For more than a decade, the medical industry has been sounding the alarm about the shortage of primary care physicians and how it may be harmful to the health of the United States, particularly for the underserved. According to the U.S. Department of Health and Human Services Health Resources and Services Administration there were 6,100 counties designated Primary Care Health Professional Shortage Areas (HPSAs) in the United States as of June 19, 2014. That designation means the physician-to-population ratio exceeds the minimum of 1:3,500 considered necessary for adequate access.
American Academy of Family Physicians (AAFP) leadership believes filling the family physician workforce pipeline is vital to the health of Americans. At a time when the U.S. is seeing a decline in the numbers of physicians entering primary care, the academy reports that family physicians provide more care for America’s underserved and rural populations than any other medical specialty.
The Brody School of Medicine at East Carolina University was ranked among the nation’s top five medical schools again this year for the high percentage of its graduates pursuing careers in family medicine. The Brody School of Medicine was legislatively founded on a mission of producing primary care physicians and encouraging those physicians to stay in the state to serve North Carolinians.
“Without strengthening the primary care base in our nation, we will not be able to improve the delivery of health care across the continuum of a patient’s life, nor improve the value of care we are offering – in both quality and cost-reduction,” noted Dr. Elizabeth Baxley, Brody’s senior associate dean for academic affairs. “We are especially proud of the fact that we hold the cost of a medical education to a level that allows Brody graduates to choose their specialty based on their heart, not their pocketbook.”
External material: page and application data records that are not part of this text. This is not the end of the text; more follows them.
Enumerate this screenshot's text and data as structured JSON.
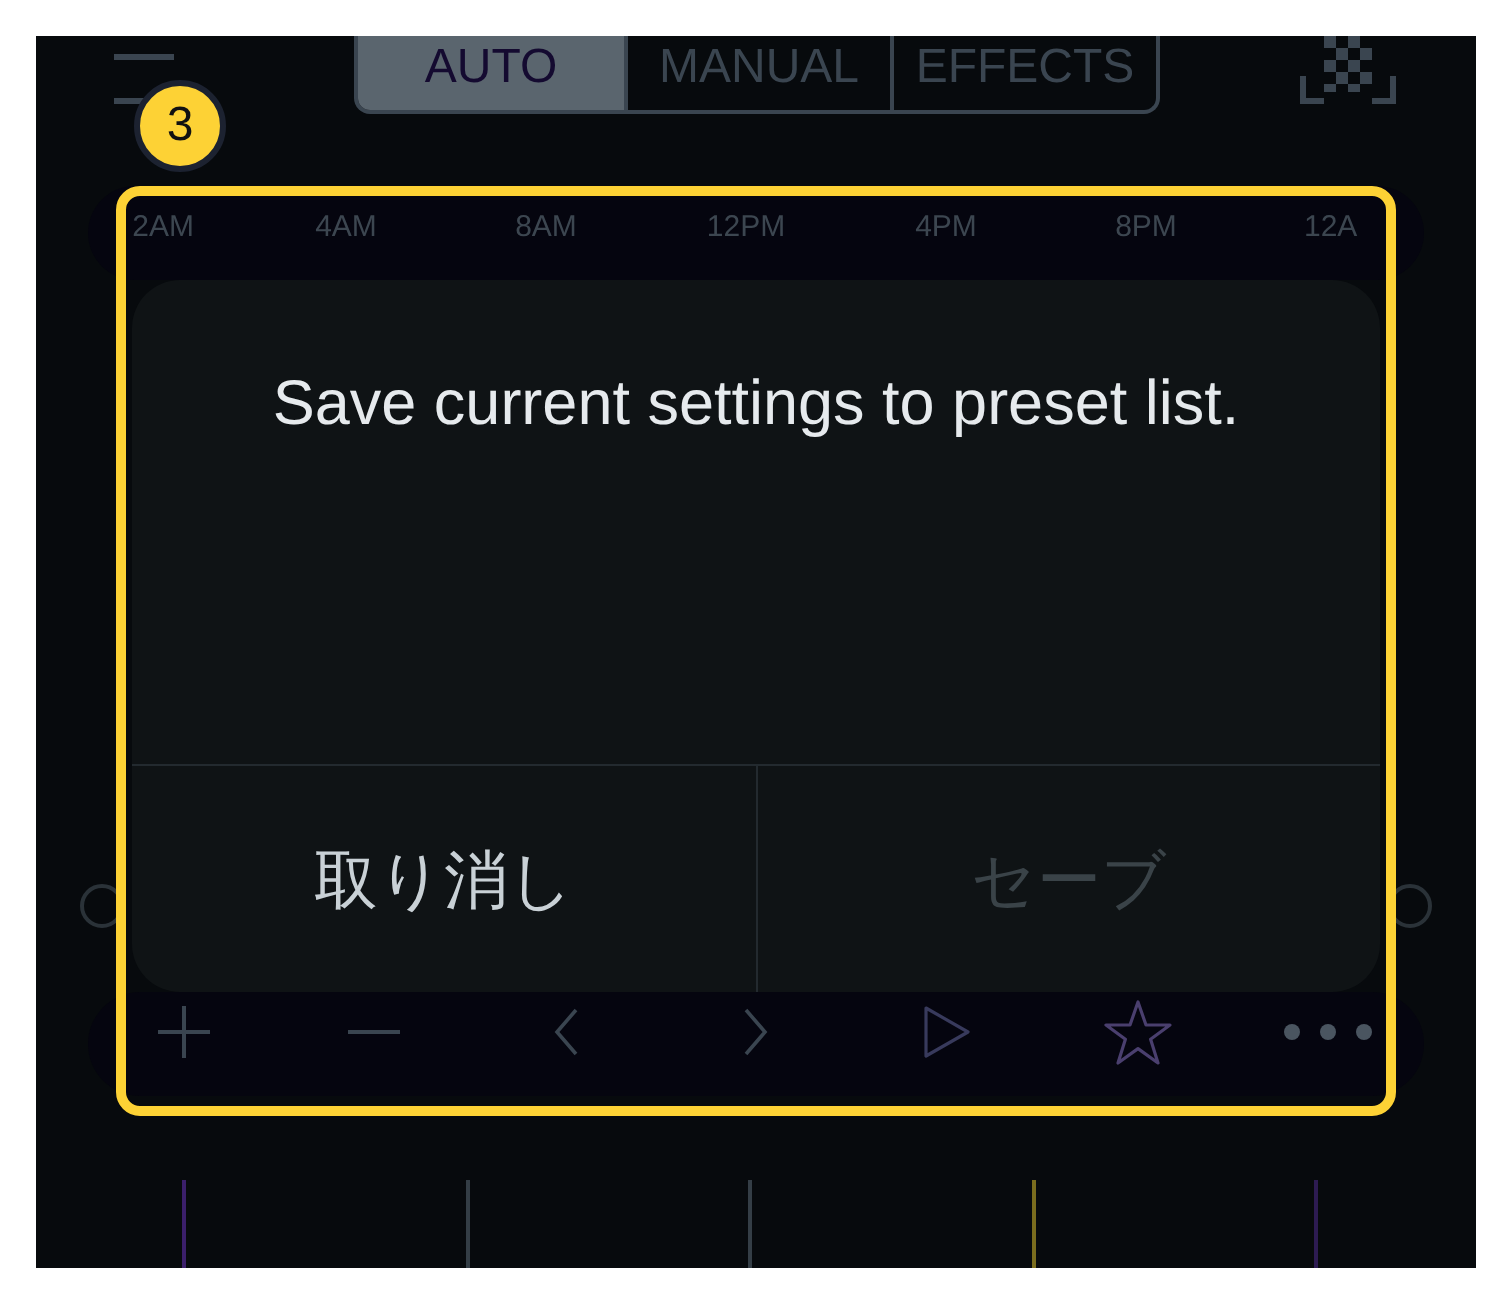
{
  "mode_tabs": [
    {
      "label": "AUTO",
      "selected": true
    },
    {
      "label": "MANUAL",
      "selected": false
    },
    {
      "label": "EFFECTS",
      "selected": false
    }
  ],
  "timeline": {
    "labels": [
      "2AM",
      "4AM",
      "8AM",
      "12PM",
      "4PM",
      "8PM",
      "12A"
    ]
  },
  "dialog": {
    "message": "Save current settings to preset list.",
    "buttons": [
      {
        "label": "取り消し",
        "disabled": false
      },
      {
        "label": "セーブ",
        "disabled": true
      }
    ]
  },
  "tutorial": {
    "step": "3"
  }
}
According to the AAFP’s most recent rankings report, primary care – which includes family medicine, general pediatrics, general internal medicine and obstetrics/gynecology – has been demonstrated to improve health care outcomes and reduce health disparities while also reducing health care costs. Approximately one in five of all medical office visits are made to family physicians, according to AAFP data. That totals nearly 192 million office visits annually — nearly 66 million more than the next largest medical specialty.
“Our top 5 national ranking by AAFP is evidence of our long-standing commitment to provide talented and committed primary care physicians, specifically for North Carolina,” said Dr. Cecil Staton, Chancellor, ECU.
North Carolina in particular is reporting increasing shortages of primary care doctors in rural and economically depressed areas of the state. The Association of American Medical Colleges consistently ranks Brody better than 90 percent of the nation’s medical schools for graduating physicians who practice in-state, as well as in rural and underserved areas.
According to the AAFP, Brody has sent an average of 16.7 percent of its graduates into family medicine the past three years – almost double the national average of 8.7 percent. Fifty-five percent of Brody graduates remain in primary care five years after graduation.
Because of its innovative curriculum, Brody was also one of only 11 medical schools nationwide to receive a five-year, $1 million grant in 2013 from the American Medical Association and to join the inaugural group of consortium schools tasked with developing ways to better prepare the nation’s future health care workforce.
The Brody School of Medicine at East Carolina University is nationally recognized for preparing primary care physicians who practice in medically underserved communities. All those admitted are North Carolina residents and the majority of its graduates practice primary care in North Carolina. Brody’s research includes a strong focus on cardiovascular disease, diabetes and preventive care.
Founded in 1947, the AAFP represents 124,900 family physicians, residents and medical students nationwide. The AAFP website defines the basis of family medicine as “an ongoing, personal, patient-physician relationship focused on integrated care.”
Family medicine encompasses comprehensive health care for individuals and their families, incorporating the biological, clinical and behavioral sciences, and encompassing all ages, sexes, organ systems and diseases.
SOURCE The Brody School of Medicine at East Carolina University